You’re going to hear a lot about pollinators from me and all the other Garden Writers (yes, I use capital letters because we’re all members of GWA, formerly Garden Writers of America) in the next few months.
For years we’ve been hearing about particular individual pollinators like bats, who were in decline from white nose fungus, or monarch butterflies who were declining because of loss of habitat and perhaps pesticide use and of course the honeybee and colony collapse disorder.
But have we ever stopped to consider that we might be the cause of some of the problem? It’s a dreadful thought, and not one that any of us want to think about I’m sure.

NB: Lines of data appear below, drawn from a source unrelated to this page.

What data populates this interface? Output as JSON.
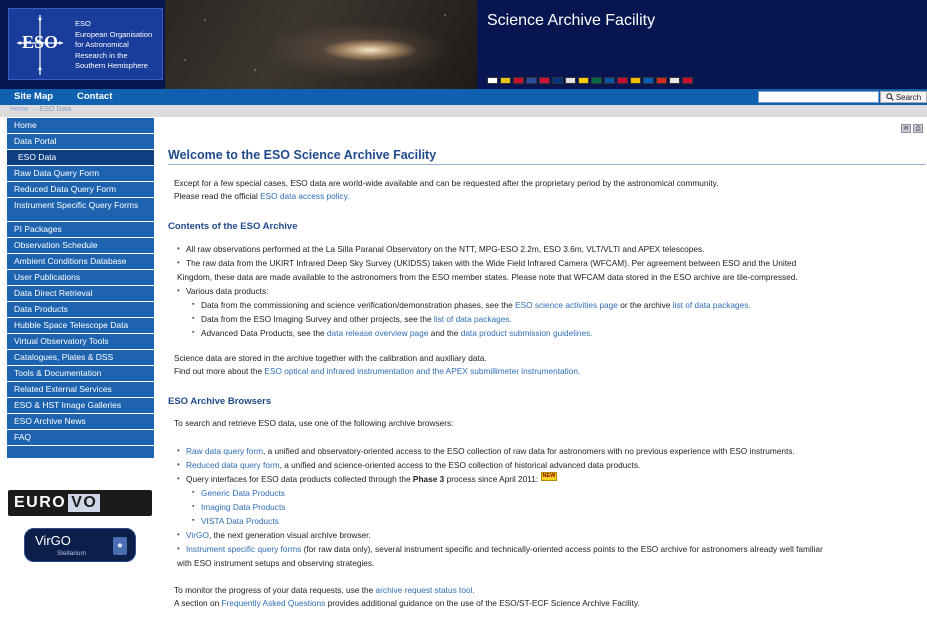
{
  "header": {
    "logo_abbr": "ESO",
    "logo_lines": [
      "ESO",
      "European Organisation",
      "for Astronomical",
      "Research in the",
      "Southern Hemisphere"
    ],
    "site_title": "Science Archive Facility",
    "flags": [
      "#ffffff",
      "#e4c41a",
      "#c8102e",
      "#2a4da0",
      "#d0103a",
      "#003580",
      "#e0e0e0",
      "#ffce00",
      "#006a44",
      "#0055a4",
      "#c60c30",
      "#f1bf00",
      "#005eb8",
      "#d52b1e",
      "#e8e8e8",
      "#c8102e"
    ]
  },
  "nav": {
    "site_map": "Site Map",
    "contact": "Contact",
    "search_placeholder": "",
    "search_label": "Search",
    "search_icon": "magnifier-icon"
  },
  "breadcrumb": {
    "home": "Home",
    "separator": "→",
    "current": "ESO Data"
  },
  "sidebar": {
    "items": [
      "Home",
      "Data Portal",
      "ESO Data",
      "Raw Data Query Form",
      "Reduced Data Query Form",
      "Instrument Specific Query Forms",
      "PI Packages",
      "Observation Schedule",
      "Ambient Conditions Database",
      "User Publications",
      "Data Direct Retrieval",
      "Data Products",
      "Hubble Space Telescope Data",
      "Virtual Observatory Tools",
      "Catalogues, Plates & DSS",
      "Tools & Documentation",
      "Related External Services",
      "ESO & HST Image Galleries",
      "ESO Archive News",
      "FAQ"
    ],
    "eurovo": {
      "euro": "EURO",
      "vo": "VO"
    },
    "virgo": {
      "name": "VirGO",
      "sub": "Stellarium"
    }
  },
  "main": {
    "title": "Welcome to the ESO Science Archive Facility",
    "intro1": "Except for a few special cases, ESO data are world-wide available and can be requested after the proprietary period by the astronomical community.",
    "intro2_pre": "Please read the official ",
    "intro2_link": "ESO data access policy.",
    "contents_heading": "Contents of the ESO Archive",
    "c1": "All raw observations performed at the La Silla Paranal Observatory on the NTT, MPG-ESO 2.2m, ESO 3.6m, VLT/VLTI and APEX telescopes.",
    "c2a": "The raw data from the UKIRT Infrared Deep Sky Survey (UKIDSS) taken with the Wide Field Infrared Camera (WFCAM). Per agreement between ESO and the United",
    "c2b": "Kingdom, these data are made available to the astronomers from the ESO member states. Please note that WFCAM data stored in the ESO archive are tile-compressed.",
    "c3": "Various data products:",
    "c3a_pre": "Data from the commissioning and science verification/demonstration phases, see the ",
    "c3a_link1": "ESO science activities page",
    "c3a_mid": " or the archive ",
    "c3a_link2": "list of data packages.",
    "c3b_pre": "Data from the ESO Imaging Survey and other projects, see the ",
    "c3b_link": "list of data packages.",
    "c3c_pre": "Advanced Data Products, see the ",
    "c3c_link1": "data release overview page",
    "c3c_mid": " and the ",
    "c3c_link2": "data product submission guidelines.",
    "stored1": "Science data are stored in the archive together with the calibration and auxiliary data.",
    "stored2_pre": "Find out more about the ",
    "stored2_link": "ESO optical and infrared instrumentation and the APEX submillimeter instrumentation.",
    "browsers_heading": "ESO Archive Browsers",
    "browsers_intro": "To search and retrieve ESO data, use one of the following archive browsers:",
    "b1_link": "Raw data query form",
    "b1_rest": ", a unified and observatory-oriented access to the ESO collection of raw data for astronomers with no previous experience with ESO instruments.",
    "b2_link": "Reduced data query form",
    "b2_rest": ", a unified and science-oriented access to the ESO collection of historical advanced data products.",
    "b3_pre": "Query interfaces for ESO data products collected through the ",
    "b3_bold": "Phase 3",
    "b3_post": " process since April 2011: ",
    "new_badge": "NEW",
    "b3_subs": [
      "Generic Data Products",
      "Imaging Data Products",
      "VISTA Data Products"
    ],
    "b4_link": "VirGO",
    "b4_rest": ", the next generation visual archive browser.",
    "b5_link": "Instrument specific query forms",
    "b5_rest": " (for raw data only), several instrument specific and technically-oriented access points to the ESO archive for astronomers already well familiar",
    "b5_cont": "with ESO instrument setups and observing strategies.",
    "monitor_pre": "To monitor the progress of your data requests, use the ",
    "monitor_link": "archive request status tool.",
    "faq_pre": "A section on ",
    "faq_link": "Frequently Asked Questions",
    "faq_post": " provides additional guidance on the use of the ESO/ST-ECF Science Archive Facility."
  }
}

I know that I like to think that I do my part for pollinators. I plant native plants whenever possible. And I am the organic gardener that I am specifically because of butterflies–or the lack that I found when I moved to my current property in 1994. As soon as I convinced the Spoiler we had to stop using pesticides, the butterflies came back (now, if only I could convince the rest of the neighborhood!)

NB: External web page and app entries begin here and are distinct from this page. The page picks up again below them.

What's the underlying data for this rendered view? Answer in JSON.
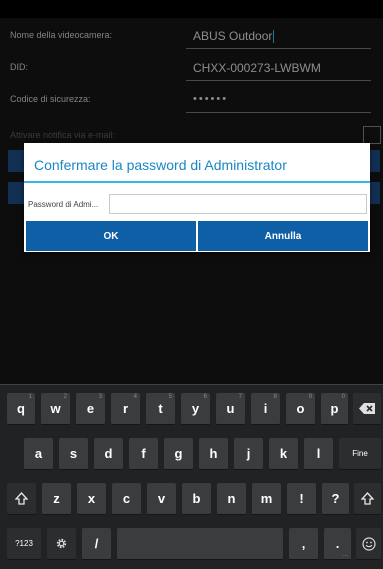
{
  "form": {
    "camera_name_label": "Nome della videocamera:",
    "camera_name_value": "ABUS Outdoor",
    "did_label": "DID:",
    "did_value": "CHXX-000273-LWBWM",
    "security_code_label": "Codice di sicurezza:",
    "security_code_value": "••••••",
    "email_notify_label": "Attivare notifica via e-mail:"
  },
  "dialog": {
    "title": "Confermare la password di Administrator",
    "password_label": "Password di Admi...",
    "password_value": "",
    "ok_label": "OK",
    "cancel_label": "Annulla"
  },
  "keyboard": {
    "row1": [
      {
        "key": "q",
        "hint": "1"
      },
      {
        "key": "w",
        "hint": "2"
      },
      {
        "key": "e",
        "hint": "3"
      },
      {
        "key": "r",
        "hint": "4"
      },
      {
        "key": "t",
        "hint": "5"
      },
      {
        "key": "y",
        "hint": "6"
      },
      {
        "key": "u",
        "hint": "7"
      },
      {
        "key": "i",
        "hint": "8"
      },
      {
        "key": "o",
        "hint": "9"
      },
      {
        "key": "p",
        "hint": "0"
      }
    ],
    "row2": [
      "a",
      "s",
      "d",
      "f",
      "g",
      "h",
      "j",
      "k",
      "l"
    ],
    "row3": [
      "z",
      "x",
      "c",
      "v",
      "b",
      "n",
      "m",
      "!",
      "?"
    ],
    "enter_label": "Fine",
    "symbols_label": "?123",
    "slash_label": "/",
    "comma_label": ",",
    "period_label": ".",
    "period_hint": "..."
  },
  "colors": {
    "accent": "#33b5e5",
    "dialog_title": "#1a86c5",
    "button_blue": "#0e5fa5"
  }
}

But I recently read this fascinating piece from the Xerces Society about leaving spring clean up in the garden until later in the season to allow the ground nesting native bees to seek shelter on cooler nights and to permit the overwintering butterflies to hatch out.
Whoa! That’s huge! Why does no one ever talk about this?
I know we’re just starting to publicize leaving leaf litter and twigs, etc in the garden in the fall for just these same reasons–shelter and cover for beneficial insects and native bees.
You’ll be seeing a lot more from me–this month and in June, during Pollinator Week–about this topic.
The realization that for my climate I still need to be leaving the stems of my perennials standing a wee bit longer was amazing. I’ve been thinking about cutting them back for weeks and only time and wet weather prohibited me (thank goodness it’s raining again!)
If you live somewhere warmer, file this under “to be remembered.” The Xerces Society post has a great chart about how to know it’s safe to do spring clean-up by simple things like whether you have done your first spring mowing or whether the apple and cherry trees in your neighborhood have finished blooming.
Considering that’s a big fat “NO!” for me right now, I guess I and my neighbors will need to look at a messy yard a little bit longer–at least on my property!